Spike Jonze, however, being the most self-reflexive (read: “meta”) working director in American cinema today with such existential art-house hits as the Academy Award-nominated Being John Malkovich and the Charlie Kaufman-penned Adaptation, makes it impossible not to make culturally commentating mountains out of every mole-hill that arises in his work as a postmodern commentary on (his) life as art.
Which makes it impossible not to conclude that when he makes a film with the tagline “A Spike Jonze Love Story,” he has indeed just cast his famous auteur-ex as the female love interest in his newest movie, titled simply, Her.
Now before I get too far along, I must acknowledge that the use of quotes around “Sofia Coppola” in the title is imperative to the theory at hand. As a quick debriefing, and as is my basic understanding of the situation, Spike and Sofia first met on a Sonic Youth music video set (of course), were soon married afterward, and four years later, divorced. And how else would any yearning artist document and internalize the experience? Enter: Sofia Coppola’s Academy Award-winning Lost In Translation.

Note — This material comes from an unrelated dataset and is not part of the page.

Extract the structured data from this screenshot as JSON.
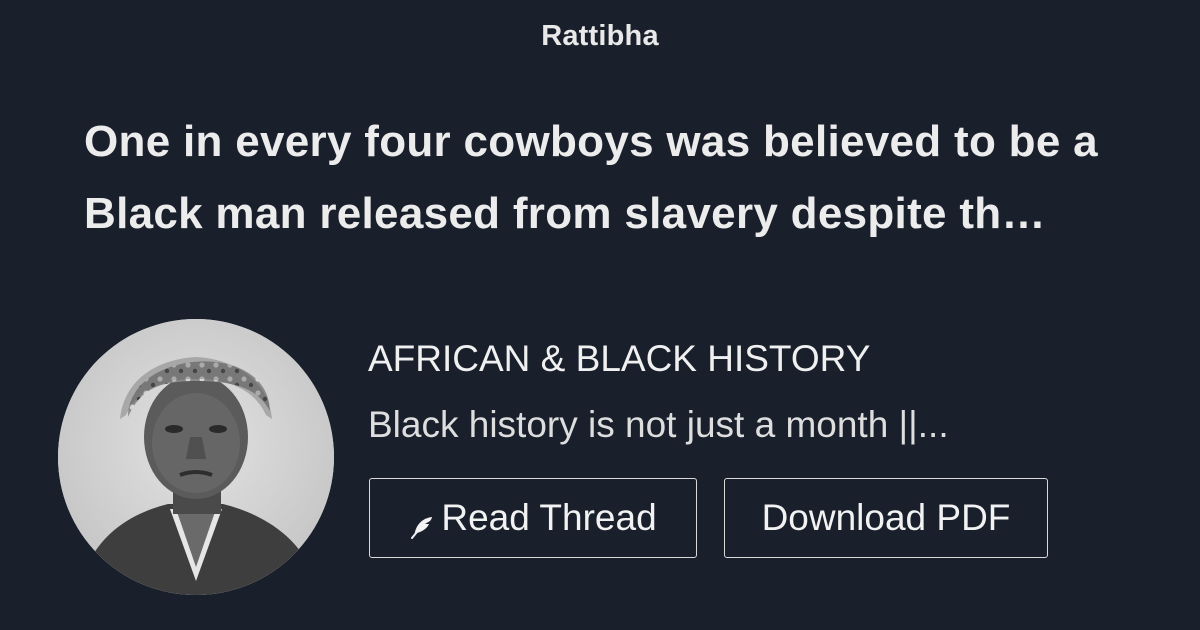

As can be substantiated by movie critics, perhaps probably by its cast, and (arguably) definitely by Sofia herself, the acclaimed indie was loosely based off of her frustrating marriage with (then) husband, Spike (or, Adam). The film told the story of a beautiful, yet neglected, girlfriend of a bumbling jet-setter photographer, whose shared trip to Tokyo resulted in him ditching her to photograph a beautifully dumb celebrity blonde, and leaving her to fall in love with Bill Murray. As rumor goes, this dumb blonde, “Kelly,” played by Anna Farris, was supposedly based off of “Cameron” Diaz, who (allegedly) aroused a mutually-shared affinity for a married Spike on the set of his 1999 film, Being John Malkovich (While doing press for the film, Farris was suspiciously cryptic about who her character’s inspiration was drawn from). The “Spike” in the Translation equation was played by Giovanni Ribisi, whose fidgety, nasally-sounding photographer character reads Spike to a comically obvious degree. And who did Sofia cast to play “herself,” the quiet, introspective, lovelorn heroine?, but Scarlett Johansson.
And who did Spike Jonze cast as the leading lady of his newest love story, but Scarlett herself.
As the first trailer, released today, shows, Jonze’s latest film (his first writer/director effort) tells the story of struggling, single, LA writer Theodore, played by Joaquin Phoenix. In hopes to better organize his schleppy life, and upon selecting the voice of a “woman,” whose voice should pop up from the computer speakers than that of the faint, sexy, rasp of Ms. Johansson’s, voice of the operating system, named “Samantha.” Now, the film was shot with a different voice actress on set (Samantha Morton, whose name I’m sure is in no way linked to that of the OS’s self-given name in the film), who acted offscreen to Joaquin, and whose voice was switched in post-production so that Johansson’s dialogue was re-recorded to be the HAL-like voice in the movie. Was this intended all along? For any other director, whose work isn’t as pointedly self-aware as Spike’s, I’d say probably not. But in looking at a self-actualized species like Spike, all evidence should point to the obvious. And what is this obvious? That Spike would take the once “Sofia” character, and repurpose her as his own muse, trapping her in a lifeless, prison of a machine, developing an unrequited love for a sad-sack writer whose impossible love reads tragic, as the feelings and love shared by both lovers ultimately fail to bring the two together to live happily in reality.
As I (or anyone) have yet to see this movie, the above speculation should be taken as just that. Also, there is (supposedly) no bad blood between Sofia and Spike, and the rumor is that Spike himself was even on set for Translation, and fully aware of the deeper subtext of the film, and his role in it. But that’s not to say that he doesn’t still harbor any unresolved feelings about his failed marriage, as would any rational human being. And how else would any meta-working director deal with the emotions felt for the one that got away? Well, he’d probably make a movie.
A movie about Her.
Her arrives in theaters November 20th.
In the not so distant future, Theodore (Phoenix), a lonely writer purchases a newly developed operating system designed to meet the user’s every need. To Theodore’s surprise, a romantic relationship develops between him and his operating system. This unconventional love story blends science fiction and romance in a sweet tale that explores the nature of love and the ways that technology isolates and connects us all.